“They may be taking away US assumptions of a war that would escalate in stages,” says Mr. Roy of APCSS in Honolulu.
In a conventional war, says Col. Michael Boera, a wing commander in Guam, his nightmare would be so many missiles or planes that even if his pilots could shoot them down, “they would keep coming…. I fear them numbers-wise. Where I am fighting too many planes, that’s my concern.”
“The PLA is getting in a position to considerably constrain our freedom of maneuver,” says Roy. “We can’t expect that we can completely protect a carrier battle group when it got into theater.”
Pentagon officers are fond of saying that China is at a military crossroads. It must decide its size, capability, and whether it will begin to share its secrets with the US.
But the US is also at a crossroads in terms of its response and its relations with Asia. So far, the US has said it wants to work with China, keeping at bay those hawks who feel that China is a certain enemy.
Historically, in fact, China is not an aggressor. It rarely attacks. But then, what is called “China” has moved only in the late 20th century from a sprawling “civilization” to a nation in the modern sense. Moreover, the sense of national pride in China is powerful.

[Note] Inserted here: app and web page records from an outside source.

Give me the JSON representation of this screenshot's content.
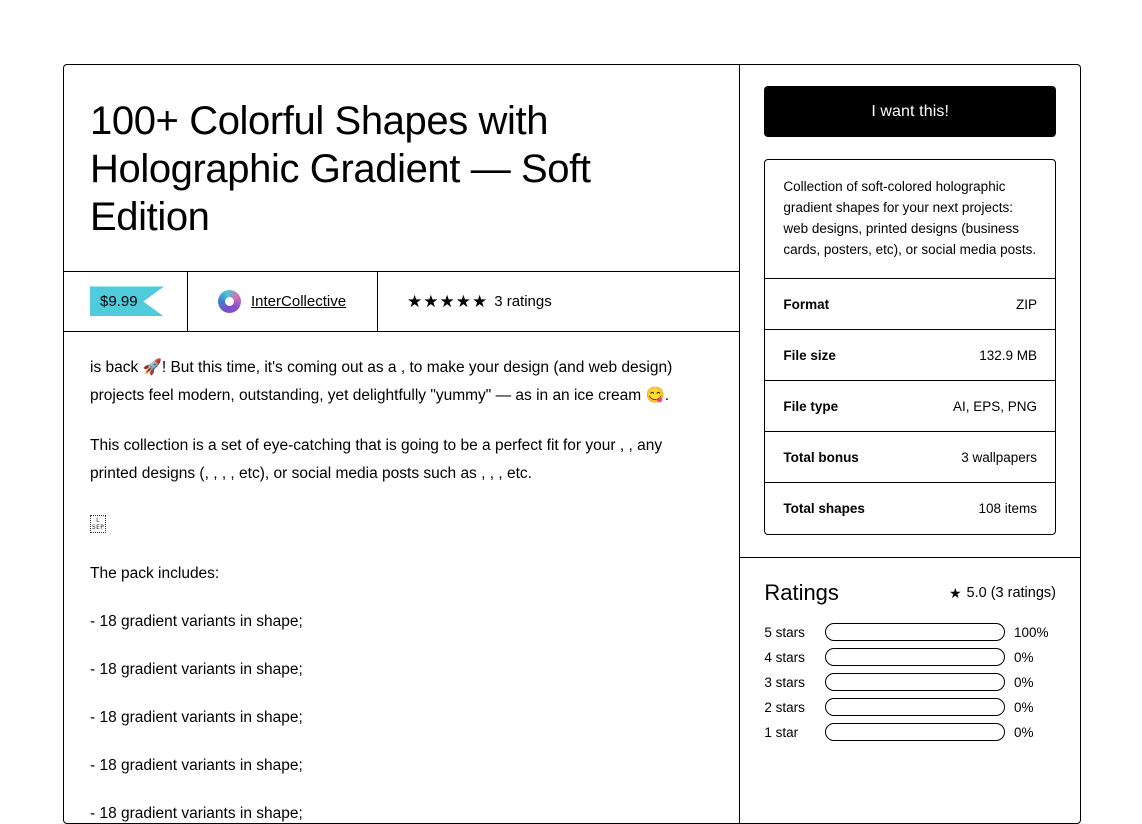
{
  "product": {
    "title": "100+ Colorful Shapes with Holographic Gradient — Soft Edition",
    "price": "$9.99",
    "seller": "InterCollective",
    "stars_glyphs": "★★★★★",
    "ratings_count_label": "3 ratings"
  },
  "description": {
    "paragraph_1": " is back 🚀! But this time, it's coming out as a , to make your design (and web design) projects feel modern, outstanding, yet delightfully \"yummy\" — as in an ice cream 😋.",
    "paragraph_2": "This collection is a set of eye-catching that is going to be a perfect fit for your , , any printed designs (, , , , etc), or social media posts such as , , , etc.",
    "tofu_glyph_line1": "L",
    "tofu_glyph_line2": "SEP",
    "pack_includes_heading": "The pack includes:",
    "pack_items": [
      "- 18 gradient variants in  shape;",
      "- 18 gradient variants in  shape;",
      "- 18 gradient variants in  shape;",
      "- 18 gradient variants in  shape;",
      "- 18 gradient variants in  shape;"
    ]
  },
  "sidebar": {
    "buy_label": "I want this!",
    "summary": "Collection of soft-colored holographic gradient shapes for your next projects: web designs, printed designs (business cards, posters, etc), or social media posts.",
    "details": [
      {
        "label": "Format",
        "value": "ZIP"
      },
      {
        "label": "File size",
        "value": "132.9 MB"
      },
      {
        "label": "File type",
        "value": "AI, EPS, PNG"
      },
      {
        "label": "Total bonus",
        "value": "3 wallpapers"
      },
      {
        "label": "Total shapes",
        "value": "108 items"
      }
    ]
  },
  "ratings": {
    "title": "Ratings",
    "star_glyph": "★",
    "average": "5.0 (3 ratings)",
    "breakdown": [
      {
        "label": "5 stars",
        "pct": "100%",
        "value": 100
      },
      {
        "label": "4 stars",
        "pct": "0%",
        "value": 0
      },
      {
        "label": "3 stars",
        "pct": "0%",
        "value": 0
      },
      {
        "label": "2 stars",
        "pct": "0%",
        "value": 0
      },
      {
        "label": "1 star",
        "pct": "0%",
        "value": 0
      }
    ]
  },
  "colors": {
    "accent_cyan": "#4FCBDB",
    "button_black": "#000000",
    "page_background": "#FFFFFF"
  }
}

As one rather liberal intellectual told the Monitor, “In our hearts, most of us want China to be great – we feel deeply a desire to help run Asia and the world.”
What concerns some American China experts is that creating a modern army will also create the dynamic to use a modern army. Analysts like Mulvenon point to possible unintended consequences of a buildup.
“What I worry about is the military influencing foreign policy,” he says, “[decisionmakers] using the military they have paid so much for like a tool in their kit … as leverage in certain situations…. That can be how bad things get started.”